Study Objective: There are few comparative studies of stress hormone changes during general anesthesia with long duration between isoflurane-nitrous oxide and sevoflurane-nitrous oxide anesthesia. We investigated perioperative changes of stress hormone in these two anesthetic methods with duration of more than 10 hours. Design: Prospective study. Setting: Operating room and high care unit of a university hospital. Patients: Twenty patients with ASA physical status I or II for surgery for laryngeal or pharyngeal cancer with expected duration of more than 10 hours. Interventions: Anesthesia was induced with midazolam, thiopental, and vecuronium and was maintained with sevoflurane (sevoflurane group) or isoflurane (isoflurane group) with nitrous oxide 4 L/min in oxygen 2 L/min. Measurements and Main Results: Plasma concentrations of epinephrine, norepinephrine, cortisol, adrenocorticotropic hormone, and anti-diuretic hormone (ADH); serum concentrations of glucagon and insulin; and blood glucose concentration were measured before inhalation of anesthetics, after 5 and 10 hours, and at 1, 6, and 12 hours after the end of inhalation. Epinephrine and norepinephrine concentrations increased continuously during and after surgery in the isoflurane group whereas it increased only after surgery in the sevoflurane group. Both concentrations were higher in the isoflurane group during anesthesia. Cortisol increased continuously whereas adrenocorticotropic hormone increased only during surgery. Anti-diuretic hormone increased with its peak during surgery and the isoflurane group had significantly higher values than the sevoflurane group. Glucose increased both during and after surgery, insulin increased only after surgery, and glucagon decreased during surgery in both groups. Conclusions: In inhalation anesthesia with the duration of more than 10 hours, isoflurane-nitrous oxide and sevoflurane-nitrous oxide had the same effects on stress hormone changes except for epinephrine, norepinephrine, and ADH. Epinephrine, norepinephrine, and ADH concentrations were higher in isoflurane-nitrous oxide anesthesia.
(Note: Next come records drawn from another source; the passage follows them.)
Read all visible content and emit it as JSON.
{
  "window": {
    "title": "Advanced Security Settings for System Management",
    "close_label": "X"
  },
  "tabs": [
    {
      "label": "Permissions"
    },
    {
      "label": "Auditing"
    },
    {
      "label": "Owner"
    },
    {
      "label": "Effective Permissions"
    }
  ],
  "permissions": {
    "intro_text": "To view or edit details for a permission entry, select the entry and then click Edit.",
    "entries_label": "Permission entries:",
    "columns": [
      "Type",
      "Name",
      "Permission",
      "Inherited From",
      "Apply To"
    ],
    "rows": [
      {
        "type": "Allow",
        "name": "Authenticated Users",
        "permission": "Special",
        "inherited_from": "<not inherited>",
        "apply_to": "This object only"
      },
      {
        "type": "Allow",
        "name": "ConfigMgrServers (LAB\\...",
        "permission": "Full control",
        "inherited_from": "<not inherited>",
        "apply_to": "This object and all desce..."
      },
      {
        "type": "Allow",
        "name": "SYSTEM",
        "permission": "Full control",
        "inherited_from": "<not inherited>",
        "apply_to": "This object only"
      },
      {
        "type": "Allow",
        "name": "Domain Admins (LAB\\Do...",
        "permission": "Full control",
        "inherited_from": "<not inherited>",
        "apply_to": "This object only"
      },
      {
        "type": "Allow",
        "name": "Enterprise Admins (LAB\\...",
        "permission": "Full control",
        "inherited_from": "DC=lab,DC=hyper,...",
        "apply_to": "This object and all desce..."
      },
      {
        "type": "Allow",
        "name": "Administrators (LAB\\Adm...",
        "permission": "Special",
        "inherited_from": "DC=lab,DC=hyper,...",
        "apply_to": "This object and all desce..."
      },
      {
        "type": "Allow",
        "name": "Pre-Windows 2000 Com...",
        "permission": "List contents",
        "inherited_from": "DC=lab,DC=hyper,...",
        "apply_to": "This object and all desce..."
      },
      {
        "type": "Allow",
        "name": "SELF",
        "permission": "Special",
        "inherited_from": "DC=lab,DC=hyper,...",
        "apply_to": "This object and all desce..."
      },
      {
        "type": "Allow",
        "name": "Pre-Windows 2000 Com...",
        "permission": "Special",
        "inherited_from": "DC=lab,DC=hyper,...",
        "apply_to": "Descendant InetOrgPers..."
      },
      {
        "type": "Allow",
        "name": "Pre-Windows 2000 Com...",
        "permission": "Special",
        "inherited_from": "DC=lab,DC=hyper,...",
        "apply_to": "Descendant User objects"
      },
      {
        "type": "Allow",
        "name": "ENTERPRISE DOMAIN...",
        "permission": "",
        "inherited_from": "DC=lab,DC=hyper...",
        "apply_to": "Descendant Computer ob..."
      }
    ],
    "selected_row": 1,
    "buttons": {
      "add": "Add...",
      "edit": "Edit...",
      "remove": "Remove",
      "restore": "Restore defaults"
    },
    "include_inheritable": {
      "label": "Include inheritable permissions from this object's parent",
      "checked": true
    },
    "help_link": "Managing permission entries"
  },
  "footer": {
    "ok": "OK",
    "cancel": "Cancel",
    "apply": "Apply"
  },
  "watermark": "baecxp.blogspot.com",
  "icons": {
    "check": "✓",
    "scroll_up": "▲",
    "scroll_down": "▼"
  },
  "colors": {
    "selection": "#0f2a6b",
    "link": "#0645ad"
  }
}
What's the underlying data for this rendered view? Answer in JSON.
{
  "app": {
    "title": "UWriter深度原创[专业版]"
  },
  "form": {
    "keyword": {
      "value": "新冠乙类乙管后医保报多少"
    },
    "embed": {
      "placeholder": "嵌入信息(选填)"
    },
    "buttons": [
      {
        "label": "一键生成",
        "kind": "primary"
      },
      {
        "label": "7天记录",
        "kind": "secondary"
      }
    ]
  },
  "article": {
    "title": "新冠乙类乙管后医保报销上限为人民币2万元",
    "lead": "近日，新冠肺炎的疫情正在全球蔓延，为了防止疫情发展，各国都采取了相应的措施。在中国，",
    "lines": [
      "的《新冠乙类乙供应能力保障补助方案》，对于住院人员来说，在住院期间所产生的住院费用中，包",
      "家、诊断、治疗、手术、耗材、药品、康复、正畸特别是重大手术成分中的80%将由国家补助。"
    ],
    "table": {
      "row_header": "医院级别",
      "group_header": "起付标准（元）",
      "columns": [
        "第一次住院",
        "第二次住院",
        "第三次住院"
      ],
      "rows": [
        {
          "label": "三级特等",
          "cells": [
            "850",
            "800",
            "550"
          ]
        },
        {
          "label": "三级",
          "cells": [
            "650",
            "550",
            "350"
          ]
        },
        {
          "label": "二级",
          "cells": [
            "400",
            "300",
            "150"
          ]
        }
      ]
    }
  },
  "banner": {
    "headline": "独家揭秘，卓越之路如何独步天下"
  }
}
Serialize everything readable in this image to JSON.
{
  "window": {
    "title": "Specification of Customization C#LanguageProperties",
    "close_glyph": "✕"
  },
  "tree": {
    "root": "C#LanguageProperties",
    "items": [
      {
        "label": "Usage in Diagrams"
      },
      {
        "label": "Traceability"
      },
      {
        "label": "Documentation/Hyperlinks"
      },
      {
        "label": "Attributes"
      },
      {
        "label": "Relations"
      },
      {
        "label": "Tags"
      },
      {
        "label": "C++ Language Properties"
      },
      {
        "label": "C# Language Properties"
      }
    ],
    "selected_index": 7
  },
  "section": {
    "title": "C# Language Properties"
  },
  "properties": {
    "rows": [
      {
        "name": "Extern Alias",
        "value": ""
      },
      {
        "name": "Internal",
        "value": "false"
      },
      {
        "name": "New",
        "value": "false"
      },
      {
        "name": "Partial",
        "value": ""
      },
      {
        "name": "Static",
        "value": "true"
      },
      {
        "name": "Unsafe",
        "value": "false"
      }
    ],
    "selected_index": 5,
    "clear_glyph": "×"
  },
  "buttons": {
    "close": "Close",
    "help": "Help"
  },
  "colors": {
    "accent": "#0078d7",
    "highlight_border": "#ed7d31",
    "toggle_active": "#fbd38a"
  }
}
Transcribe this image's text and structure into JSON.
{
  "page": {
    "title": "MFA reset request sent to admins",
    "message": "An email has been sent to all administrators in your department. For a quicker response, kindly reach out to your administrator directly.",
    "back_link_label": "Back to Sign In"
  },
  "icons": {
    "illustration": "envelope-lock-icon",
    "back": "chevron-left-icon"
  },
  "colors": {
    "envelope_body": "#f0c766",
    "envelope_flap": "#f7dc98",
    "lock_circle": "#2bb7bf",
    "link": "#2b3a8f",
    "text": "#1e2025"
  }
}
All Science Journal Classification (ASJC) codes
- Anesthesiology and Pain Medicine